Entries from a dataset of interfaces
___
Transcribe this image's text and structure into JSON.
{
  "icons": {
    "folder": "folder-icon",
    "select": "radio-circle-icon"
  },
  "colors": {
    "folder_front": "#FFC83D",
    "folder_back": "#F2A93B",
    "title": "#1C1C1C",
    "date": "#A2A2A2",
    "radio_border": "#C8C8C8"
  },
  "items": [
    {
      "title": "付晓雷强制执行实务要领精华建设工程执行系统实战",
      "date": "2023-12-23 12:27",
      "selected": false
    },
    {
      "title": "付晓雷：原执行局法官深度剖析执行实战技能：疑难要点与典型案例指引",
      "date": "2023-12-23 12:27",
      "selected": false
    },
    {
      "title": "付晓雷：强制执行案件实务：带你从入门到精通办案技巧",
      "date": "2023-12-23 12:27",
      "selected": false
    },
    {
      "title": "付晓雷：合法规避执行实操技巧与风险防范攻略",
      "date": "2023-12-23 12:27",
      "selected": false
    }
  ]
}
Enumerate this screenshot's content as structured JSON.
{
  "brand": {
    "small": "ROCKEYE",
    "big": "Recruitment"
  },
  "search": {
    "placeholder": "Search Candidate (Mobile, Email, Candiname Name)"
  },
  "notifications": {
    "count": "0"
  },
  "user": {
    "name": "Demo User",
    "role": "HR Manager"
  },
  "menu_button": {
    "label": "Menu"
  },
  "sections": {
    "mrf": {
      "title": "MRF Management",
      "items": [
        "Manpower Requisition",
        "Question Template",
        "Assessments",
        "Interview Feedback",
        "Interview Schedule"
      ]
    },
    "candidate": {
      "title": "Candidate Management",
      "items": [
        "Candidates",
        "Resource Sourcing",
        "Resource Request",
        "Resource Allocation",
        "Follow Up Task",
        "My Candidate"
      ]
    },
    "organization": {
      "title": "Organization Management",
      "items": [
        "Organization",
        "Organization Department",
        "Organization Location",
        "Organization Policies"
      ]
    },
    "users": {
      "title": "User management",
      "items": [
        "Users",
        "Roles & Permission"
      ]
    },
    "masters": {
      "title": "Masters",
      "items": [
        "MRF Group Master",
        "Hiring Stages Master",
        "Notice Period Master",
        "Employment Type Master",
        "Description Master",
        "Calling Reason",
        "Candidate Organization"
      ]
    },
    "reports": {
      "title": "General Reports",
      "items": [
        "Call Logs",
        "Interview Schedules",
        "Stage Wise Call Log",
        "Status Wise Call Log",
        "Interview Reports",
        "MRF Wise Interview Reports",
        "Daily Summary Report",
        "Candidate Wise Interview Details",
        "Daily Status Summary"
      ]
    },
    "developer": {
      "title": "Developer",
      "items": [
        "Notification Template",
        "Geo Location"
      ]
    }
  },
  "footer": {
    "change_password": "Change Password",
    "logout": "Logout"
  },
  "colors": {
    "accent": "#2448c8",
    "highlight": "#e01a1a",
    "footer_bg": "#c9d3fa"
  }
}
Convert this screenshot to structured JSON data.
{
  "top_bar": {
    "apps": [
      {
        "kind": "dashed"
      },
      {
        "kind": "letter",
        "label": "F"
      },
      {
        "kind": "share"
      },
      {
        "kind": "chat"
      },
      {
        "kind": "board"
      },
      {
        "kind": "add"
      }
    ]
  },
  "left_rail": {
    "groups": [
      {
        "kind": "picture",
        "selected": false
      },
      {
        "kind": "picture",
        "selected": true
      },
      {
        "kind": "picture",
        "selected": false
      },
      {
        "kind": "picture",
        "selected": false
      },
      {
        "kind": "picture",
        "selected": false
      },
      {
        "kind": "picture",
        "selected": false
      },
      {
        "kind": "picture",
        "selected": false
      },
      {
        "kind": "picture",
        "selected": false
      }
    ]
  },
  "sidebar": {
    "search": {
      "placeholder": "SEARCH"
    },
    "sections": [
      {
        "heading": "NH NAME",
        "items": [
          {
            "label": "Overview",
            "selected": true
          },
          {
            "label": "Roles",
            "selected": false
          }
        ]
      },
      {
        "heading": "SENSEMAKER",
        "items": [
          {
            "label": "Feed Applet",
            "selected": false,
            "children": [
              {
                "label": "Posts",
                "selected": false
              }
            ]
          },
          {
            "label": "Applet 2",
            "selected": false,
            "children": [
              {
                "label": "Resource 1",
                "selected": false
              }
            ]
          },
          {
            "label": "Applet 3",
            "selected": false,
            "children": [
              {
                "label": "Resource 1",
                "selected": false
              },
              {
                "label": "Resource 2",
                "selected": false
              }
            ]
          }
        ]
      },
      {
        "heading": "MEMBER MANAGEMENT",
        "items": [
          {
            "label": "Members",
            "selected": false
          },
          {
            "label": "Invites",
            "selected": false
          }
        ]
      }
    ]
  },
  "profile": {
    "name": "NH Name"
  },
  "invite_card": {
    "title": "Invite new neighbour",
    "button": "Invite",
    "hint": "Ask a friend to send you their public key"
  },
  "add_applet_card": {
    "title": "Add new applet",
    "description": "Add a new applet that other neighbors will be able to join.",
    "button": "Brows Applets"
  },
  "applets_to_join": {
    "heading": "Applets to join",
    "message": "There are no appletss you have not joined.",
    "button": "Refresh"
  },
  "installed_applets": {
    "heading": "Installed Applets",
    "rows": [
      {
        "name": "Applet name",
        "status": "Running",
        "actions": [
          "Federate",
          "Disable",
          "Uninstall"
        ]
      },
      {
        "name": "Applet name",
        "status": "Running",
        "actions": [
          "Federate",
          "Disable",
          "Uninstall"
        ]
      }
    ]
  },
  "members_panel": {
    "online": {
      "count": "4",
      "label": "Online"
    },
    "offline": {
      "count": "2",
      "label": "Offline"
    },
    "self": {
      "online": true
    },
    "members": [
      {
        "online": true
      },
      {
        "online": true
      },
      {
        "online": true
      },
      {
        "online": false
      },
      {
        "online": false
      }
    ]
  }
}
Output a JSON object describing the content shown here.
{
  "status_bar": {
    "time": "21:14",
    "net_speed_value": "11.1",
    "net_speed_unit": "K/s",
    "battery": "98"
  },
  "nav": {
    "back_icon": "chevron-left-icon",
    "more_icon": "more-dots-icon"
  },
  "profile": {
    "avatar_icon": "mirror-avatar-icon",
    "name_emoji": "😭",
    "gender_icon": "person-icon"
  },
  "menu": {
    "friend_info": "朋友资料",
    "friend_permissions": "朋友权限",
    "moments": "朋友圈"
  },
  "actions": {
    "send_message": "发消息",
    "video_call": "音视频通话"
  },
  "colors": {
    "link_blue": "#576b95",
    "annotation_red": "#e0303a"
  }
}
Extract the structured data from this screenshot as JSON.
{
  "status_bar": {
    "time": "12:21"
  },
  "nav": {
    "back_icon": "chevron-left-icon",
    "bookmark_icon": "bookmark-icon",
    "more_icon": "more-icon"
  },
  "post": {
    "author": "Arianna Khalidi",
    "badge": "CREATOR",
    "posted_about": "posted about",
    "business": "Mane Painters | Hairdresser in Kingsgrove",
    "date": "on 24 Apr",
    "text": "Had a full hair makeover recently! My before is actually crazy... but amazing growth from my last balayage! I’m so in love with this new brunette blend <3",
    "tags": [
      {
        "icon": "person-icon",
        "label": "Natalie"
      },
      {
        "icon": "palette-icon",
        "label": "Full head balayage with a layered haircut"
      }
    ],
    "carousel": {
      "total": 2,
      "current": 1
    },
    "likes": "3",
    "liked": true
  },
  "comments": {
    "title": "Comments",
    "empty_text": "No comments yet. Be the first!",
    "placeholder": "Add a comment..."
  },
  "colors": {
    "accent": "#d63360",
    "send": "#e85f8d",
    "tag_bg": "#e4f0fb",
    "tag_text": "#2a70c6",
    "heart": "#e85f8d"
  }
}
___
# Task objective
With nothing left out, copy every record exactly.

# Exercise output
Transcribe this image's text and structure into JSON.
{
  "icons": {
    "folder": "folder-icon",
    "select": "radio-circle-icon"
  },
  "colors": {
    "folder_front": "#FFC83D",
    "folder_back": "#F2A93B",
    "title": "#1C1C1C",
    "date": "#A2A2A2",
    "radio_border": "#C8C8C8"
  },
  "items": [
    {
      "title": "付晓雷强制执行实务要领精华建设工程执行系统实战",
      "date": "2023-12-23 12:27",
      "selected": false
    },
    {
      "title": "付晓雷：原执行局法官深度剖析执行实战技能：疑难要点与典型案例指引",
      "date": "2023-12-23 12:27",
      "selected": false
    },
    {
      "title": "付晓雷：强制执行案件实务：带你从入门到精通办案技巧",
      "date": "2023-12-23 12:27",
      "selected": false
    },
    {
      "title": "付晓雷：合法规避执行实操技巧与风险防范攻略",
      "date": "2023-12-23 12:27",
      "selected": false
    }
  ]
}
Enumerate this screenshot's content as structured JSON.
{
  "brand": {
    "small": "ROCKEYE",
    "big": "Recruitment"
  },
  "search": {
    "placeholder": "Search Candidate (Mobile, Email, Candiname Name)"
  },
  "notifications": {
    "count": "0"
  },
  "user": {
    "name": "Demo User",
    "role": "HR Manager"
  },
  "menu_button": {
    "label": "Menu"
  },
  "sections": {
    "mrf": {
      "title": "MRF Management",
      "items": [
        "Manpower Requisition",
        "Question Template",
        "Assessments",
        "Interview Feedback",
        "Interview Schedule"
      ]
    },
    "candidate": {
      "title": "Candidate Management",
      "items": [
        "Candidates",
        "Resource Sourcing",
        "Resource Request",
        "Resource Allocation",
        "Follow Up Task",
        "My Candidate"
      ]
    },
    "organization": {
      "title": "Organization Management",
      "items": [
        "Organization",
        "Organization Department",
        "Organization Location",
        "Organization Policies"
      ]
    },
    "users": {
      "title": "User management",
      "items": [
        "Users",
        "Roles & Permission"
      ]
    },
    "masters": {
      "title": "Masters",
      "items": [
        "MRF Group Master",
        "Hiring Stages Master",
        "Notice Period Master",
        "Employment Type Master",
        "Description Master",
        "Calling Reason",
        "Candidate Organization"
      ]
    },
    "reports": {
      "title": "General Reports",
      "items": [
        "Call Logs",
        "Interview Schedules",
        "Stage Wise Call Log",
        "Status Wise Call Log",
        "Interview Reports",
        "MRF Wise Interview Reports",
        "Daily Summary Report",
        "Candidate Wise Interview Details",
        "Daily Status Summary"
      ]
    },
    "developer": {
      "title": "Developer",
      "items": [
        "Notification Template",
        "Geo Location"
      ]
    }
  },
  "footer": {
    "change_password": "Change Password",
    "logout": "Logout"
  },
  "colors": {
    "accent": "#2448c8",
    "highlight": "#e01a1a",
    "footer_bg": "#c9d3fa"
  }
}
Convert this screenshot to structured JSON data.
{
  "top_bar": {
    "apps": [
      {
        "kind": "dashed"
      },
      {
        "kind": "letter",
        "label": "F"
      },
      {
        "kind": "share"
      },
      {
        "kind": "chat"
      },
      {
        "kind": "board"
      },
      {
        "kind": "add"
      }
    ]
  },
  "left_rail": {
    "groups": [
      {
        "kind": "picture",
        "selected": false
      },
      {
        "kind": "picture",
        "selected": true
      },
      {
        "kind": "picture",
        "selected": false
      },
      {
        "kind": "picture",
        "selected": false
      },
      {
        "kind": "picture",
        "selected": false
      },
      {
        "kind": "picture",
        "selected": false
      },
      {
        "kind": "picture",
        "selected": false
      },
      {
        "kind": "picture",
        "selected": false
      }
    ]
  },
  "sidebar": {
    "search": {
      "placeholder": "SEARCH"
    },
    "sections": [
      {
        "heading": "NH NAME",
        "items": [
          {
            "label": "Overview",
            "selected": true
          },
          {
            "label": "Roles",
            "selected": false
          }
        ]
      },
      {
        "heading": "SENSEMAKER",
        "items": [
          {
            "label": "Feed Applet",
            "selected": false,
            "children": [
              {
                "label": "Posts",
                "selected": false
              }
            ]
          },
          {
            "label": "Applet 2",
            "selected": false,
            "children": [
              {
                "label": "Resource 1",
                "selected": false
              }
            ]
          },
          {
            "label": "Applet 3",
            "selected": false,
            "children": [
              {
                "label": "Resource 1",
                "selected": false
              },
              {
                "label": "Resource 2",
                "selected": false
              }
            ]
          }
        ]
      },
      {
        "heading": "MEMBER MANAGEMENT",
        "items": [
          {
            "label": "Members",
            "selected": false
          },
          {
            "label": "Invites",
            "selected": false
          }
        ]
      }
    ]
  },
  "profile": {
    "name": "NH Name"
  },
  "invite_card": {
    "title": "Invite new neighbour",
    "button": "Invite",
    "hint": "Ask a friend to send you their public key"
  },
  "add_applet_card": {
    "title": "Add new applet",
    "description": "Add a new applet that other neighbors will be able to join.",
    "button": "Brows Applets"
  },
  "applets_to_join": {
    "heading": "Applets to join",
    "message": "There are no appletss you have not joined.",
    "button": "Refresh"
  },
  "installed_applets": {
    "heading": "Installed Applets",
    "rows": [
      {
        "name": "Applet name",
        "status": "Running",
        "actions": [
          "Federate",
          "Disable",
          "Uninstall"
        ]
      },
      {
        "name": "Applet name",
        "status": "Running",
        "actions": [
          "Federate",
          "Disable",
          "Uninstall"
        ]
      }
    ]
  },
  "members_panel": {
    "online": {
      "count": "4",
      "label": "Online"
    },
    "offline": {
      "count": "2",
      "label": "Offline"
    },
    "self": {
      "online": true
    },
    "members": [
      {
        "online": true
      },
      {
        "online": true
      },
      {
        "online": true
      },
      {
        "online": false
      },
      {
        "online": false
      }
    ]
  }
}
Output a JSON object describing the content shown here.
{
  "status_bar": {
    "time": "21:14",
    "net_speed_value": "11.1",
    "net_speed_unit": "K/s",
    "battery": "98"
  },
  "nav": {
    "back_icon": "chevron-left-icon",
    "more_icon": "more-dots-icon"
  },
  "profile": {
    "avatar_icon": "mirror-avatar-icon",
    "name_emoji": "😭",
    "gender_icon": "person-icon"
  },
  "menu": {
    "friend_info": "朋友资料",
    "friend_permissions": "朋友权限",
    "moments": "朋友圈"
  },
  "actions": {
    "send_message": "发消息",
    "video_call": "音视频通话"
  },
  "colors": {
    "link_blue": "#576b95",
    "annotation_red": "#e0303a"
  }
}
Extract the structured data from this screenshot as JSON.
{
  "status_bar": {
    "time": "12:21"
  },
  "nav": {
    "back_icon": "chevron-left-icon",
    "bookmark_icon": "bookmark-icon",
    "more_icon": "more-icon"
  },
  "post": {
    "author": "Arianna Khalidi",
    "badge": "CREATOR",
    "posted_about": "posted about",
    "business": "Mane Painters | Hairdresser in Kingsgrove",
    "date": "on 24 Apr",
    "text": "Had a full hair makeover recently! My before is actually crazy... but amazing growth from my last balayage! I’m so in love with this new brunette blend <3",
    "tags": [
      {
        "icon": "person-icon",
        "label": "Natalie"
      },
      {
        "icon": "palette-icon",
        "label": "Full head balayage with a layered haircut"
      }
    ],
    "carousel": {
      "total": 2,
      "current": 1
    },
    "likes": "3",
    "liked": true
  },
  "comments": {
    "title": "Comments",
    "empty_text": "No comments yet. Be the first!",
    "placeholder": "Add a comment..."
  },
  "colors": {
    "accent": "#d63360",
    "send": "#e85f8d",
    "tag_bg": "#e4f0fb",
    "tag_text": "#2a70c6",
    "heart": "#e85f8d"
  }
}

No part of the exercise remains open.